▶ **WHAT YOU HAVE TO DO**
Your answer should consist of each line below that includes the word "refresh".
START GIVEN INFORMATION
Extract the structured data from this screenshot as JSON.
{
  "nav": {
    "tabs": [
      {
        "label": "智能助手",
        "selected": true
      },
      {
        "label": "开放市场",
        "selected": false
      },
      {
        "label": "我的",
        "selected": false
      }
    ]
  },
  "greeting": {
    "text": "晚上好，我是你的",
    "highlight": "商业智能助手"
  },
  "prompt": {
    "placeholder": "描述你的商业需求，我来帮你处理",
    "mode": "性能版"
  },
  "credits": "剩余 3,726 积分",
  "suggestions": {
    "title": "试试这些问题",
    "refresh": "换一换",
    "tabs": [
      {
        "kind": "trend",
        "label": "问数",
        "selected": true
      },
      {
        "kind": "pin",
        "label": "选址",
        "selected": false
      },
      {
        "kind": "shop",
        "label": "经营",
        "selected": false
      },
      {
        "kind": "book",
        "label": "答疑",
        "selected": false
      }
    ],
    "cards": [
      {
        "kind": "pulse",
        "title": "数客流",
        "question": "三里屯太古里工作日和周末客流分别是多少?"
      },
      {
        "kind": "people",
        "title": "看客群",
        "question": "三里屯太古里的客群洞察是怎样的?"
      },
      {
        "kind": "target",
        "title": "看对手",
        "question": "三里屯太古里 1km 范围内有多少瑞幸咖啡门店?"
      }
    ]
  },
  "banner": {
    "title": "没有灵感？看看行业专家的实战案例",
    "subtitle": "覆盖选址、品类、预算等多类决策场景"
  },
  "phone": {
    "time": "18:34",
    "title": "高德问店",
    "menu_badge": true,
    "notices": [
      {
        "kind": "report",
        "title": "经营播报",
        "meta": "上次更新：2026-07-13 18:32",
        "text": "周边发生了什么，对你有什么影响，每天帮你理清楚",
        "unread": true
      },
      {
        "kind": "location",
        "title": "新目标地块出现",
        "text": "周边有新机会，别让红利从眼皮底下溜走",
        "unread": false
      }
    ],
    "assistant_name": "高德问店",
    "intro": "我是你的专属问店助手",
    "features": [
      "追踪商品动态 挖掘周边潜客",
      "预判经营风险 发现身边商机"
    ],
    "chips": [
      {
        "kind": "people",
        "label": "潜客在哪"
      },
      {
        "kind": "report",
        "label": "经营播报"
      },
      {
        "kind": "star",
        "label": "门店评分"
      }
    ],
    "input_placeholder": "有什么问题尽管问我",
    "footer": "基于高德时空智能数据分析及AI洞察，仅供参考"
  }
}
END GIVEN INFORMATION
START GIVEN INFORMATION
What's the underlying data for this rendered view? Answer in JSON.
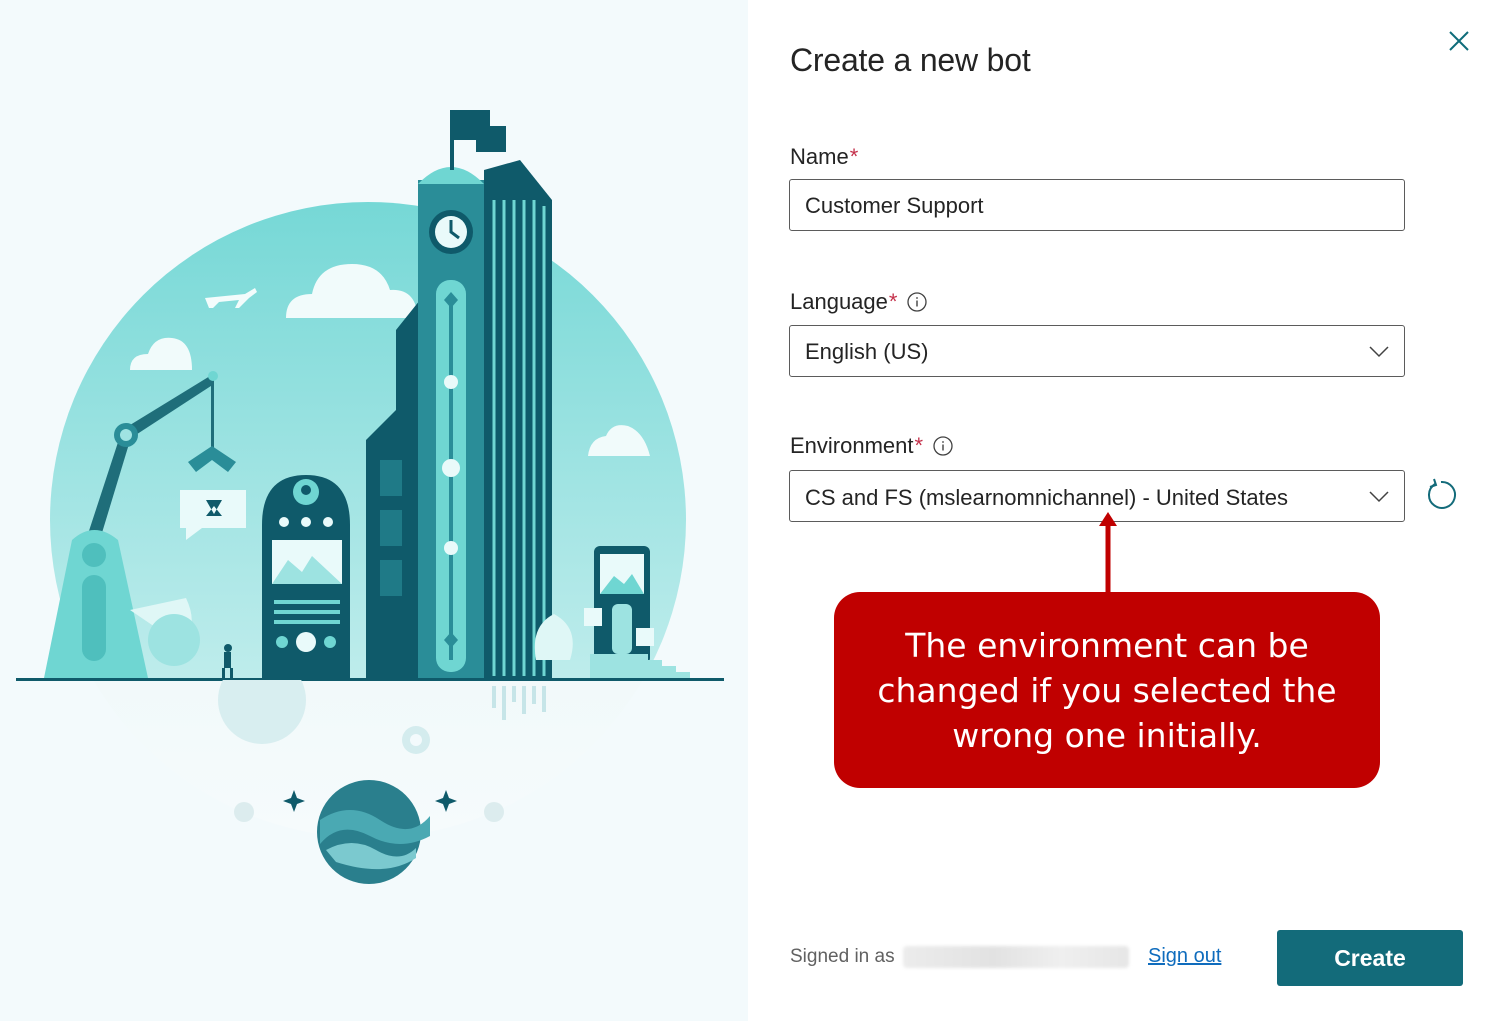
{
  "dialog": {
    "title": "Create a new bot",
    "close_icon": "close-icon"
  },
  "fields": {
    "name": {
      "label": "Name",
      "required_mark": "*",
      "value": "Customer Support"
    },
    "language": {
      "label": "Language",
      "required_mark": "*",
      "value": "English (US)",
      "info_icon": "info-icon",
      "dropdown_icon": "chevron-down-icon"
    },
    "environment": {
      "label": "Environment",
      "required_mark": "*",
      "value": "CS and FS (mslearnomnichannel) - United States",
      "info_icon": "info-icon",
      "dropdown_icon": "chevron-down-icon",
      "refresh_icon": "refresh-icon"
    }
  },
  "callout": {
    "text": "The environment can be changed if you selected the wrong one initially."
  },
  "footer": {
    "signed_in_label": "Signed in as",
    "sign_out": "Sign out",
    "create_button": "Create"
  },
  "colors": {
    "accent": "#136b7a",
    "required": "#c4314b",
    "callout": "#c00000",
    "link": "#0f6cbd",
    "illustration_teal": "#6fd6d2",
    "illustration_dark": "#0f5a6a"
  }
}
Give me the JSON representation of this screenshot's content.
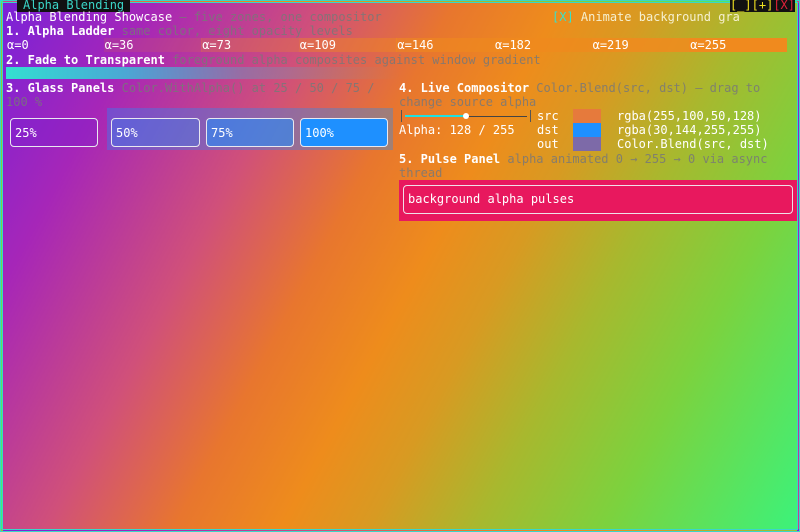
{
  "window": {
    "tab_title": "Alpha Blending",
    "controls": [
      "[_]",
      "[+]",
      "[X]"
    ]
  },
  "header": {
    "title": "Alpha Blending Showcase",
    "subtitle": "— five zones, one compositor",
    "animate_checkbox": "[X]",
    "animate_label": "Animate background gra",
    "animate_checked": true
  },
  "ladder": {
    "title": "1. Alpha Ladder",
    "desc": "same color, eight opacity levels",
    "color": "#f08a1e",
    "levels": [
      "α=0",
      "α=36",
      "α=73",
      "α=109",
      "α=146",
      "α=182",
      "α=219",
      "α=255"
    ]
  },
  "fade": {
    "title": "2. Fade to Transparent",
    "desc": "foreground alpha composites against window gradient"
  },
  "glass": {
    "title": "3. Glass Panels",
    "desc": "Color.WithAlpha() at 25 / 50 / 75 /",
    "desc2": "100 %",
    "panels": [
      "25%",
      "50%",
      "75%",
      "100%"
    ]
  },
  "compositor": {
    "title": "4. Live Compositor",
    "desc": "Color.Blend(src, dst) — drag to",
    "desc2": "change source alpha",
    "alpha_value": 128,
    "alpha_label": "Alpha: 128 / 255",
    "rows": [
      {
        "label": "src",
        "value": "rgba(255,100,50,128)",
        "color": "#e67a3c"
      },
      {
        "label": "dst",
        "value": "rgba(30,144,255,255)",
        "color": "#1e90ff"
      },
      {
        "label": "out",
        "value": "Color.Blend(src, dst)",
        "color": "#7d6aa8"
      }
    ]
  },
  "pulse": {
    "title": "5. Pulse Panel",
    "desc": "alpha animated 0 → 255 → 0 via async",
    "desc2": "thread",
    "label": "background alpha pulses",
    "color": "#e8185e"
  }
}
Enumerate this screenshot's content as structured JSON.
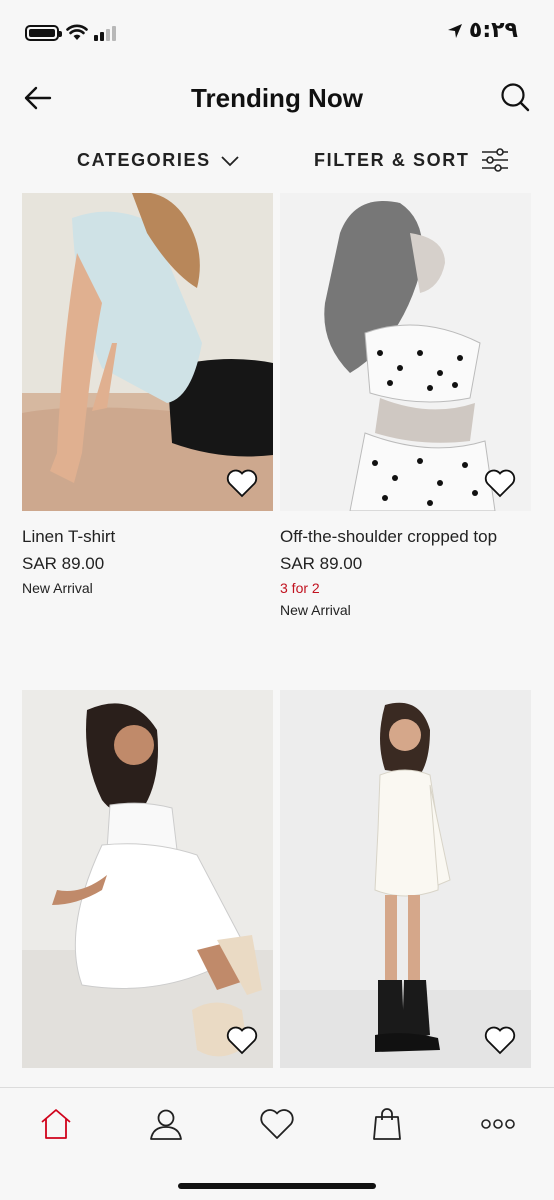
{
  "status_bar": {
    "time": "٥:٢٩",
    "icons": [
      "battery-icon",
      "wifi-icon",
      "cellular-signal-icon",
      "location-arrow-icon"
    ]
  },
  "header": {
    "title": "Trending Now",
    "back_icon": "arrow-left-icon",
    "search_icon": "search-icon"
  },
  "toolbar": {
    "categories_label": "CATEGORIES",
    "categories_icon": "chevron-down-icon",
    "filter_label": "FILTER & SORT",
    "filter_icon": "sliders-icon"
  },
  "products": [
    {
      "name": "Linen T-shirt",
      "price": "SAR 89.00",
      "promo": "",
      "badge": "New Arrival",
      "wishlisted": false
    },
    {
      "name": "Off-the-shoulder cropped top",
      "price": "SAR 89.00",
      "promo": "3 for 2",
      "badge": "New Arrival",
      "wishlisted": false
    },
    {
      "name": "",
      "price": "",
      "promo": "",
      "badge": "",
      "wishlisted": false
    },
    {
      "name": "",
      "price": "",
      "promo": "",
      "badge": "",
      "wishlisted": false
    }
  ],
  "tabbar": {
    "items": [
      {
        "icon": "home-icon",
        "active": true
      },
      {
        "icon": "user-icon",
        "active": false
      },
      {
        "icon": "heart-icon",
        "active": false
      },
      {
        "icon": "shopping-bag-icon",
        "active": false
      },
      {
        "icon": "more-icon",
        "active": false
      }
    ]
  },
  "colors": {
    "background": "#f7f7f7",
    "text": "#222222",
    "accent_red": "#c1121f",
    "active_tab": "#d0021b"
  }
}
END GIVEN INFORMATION
▶ **REPLY TO THE EXERCISE**
    "refresh": "换一换",
      "refresh_icon": "refresh-icon"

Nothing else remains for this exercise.